I think it is easy to test this. Let's say there is a group of people who share a common practice. Now they have two places for having conversation about their common practice. 1. They have the conversation in the living room of one member's house. 2. They have the conversation on a subreddit. Should we claim that this group of people form two communities?

It depends on your unit of analysis. If you want to find a unit of analysis which combines people, activity and place. I think you can consider the concept of "Behavior Settings".

In fact, I personally like the theory of Behavior Settings because it provides a new unit of analysis for studying digital platforms such as "a subreddit-based practice" or "a twitter hashtag-based practice".

Here you even can find someone uses the theory to understand virtual community.

Virtual Behavior Settings: an Application of Behavior Setting Theories to Virtual Communities
academic.oup.com/jcmc/article/9/2/...
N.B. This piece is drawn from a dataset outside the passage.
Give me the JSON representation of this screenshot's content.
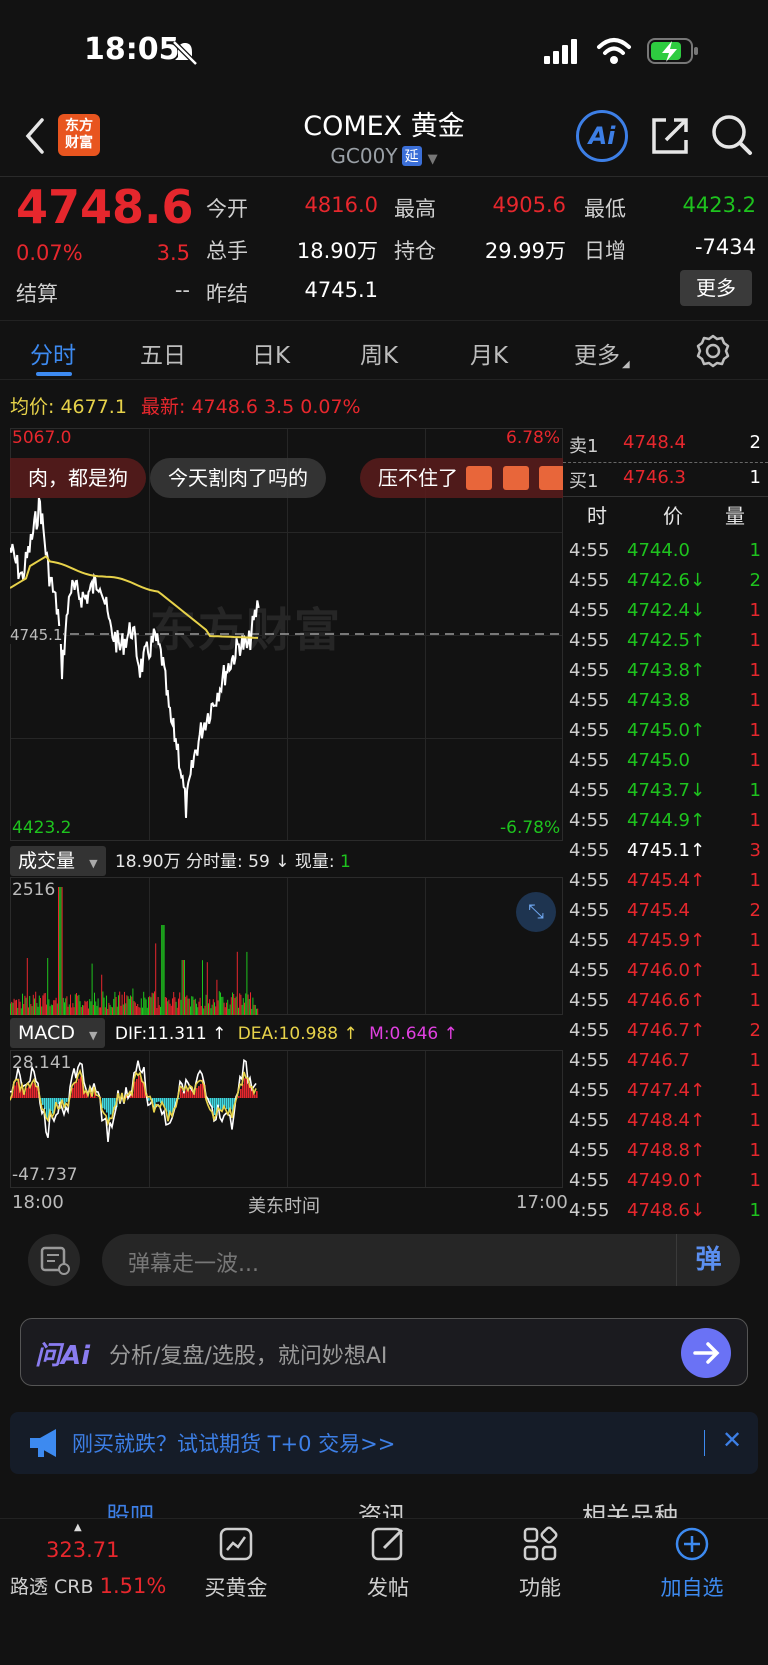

I think we don't have to use the concept "community" to understand all types of social phenomena.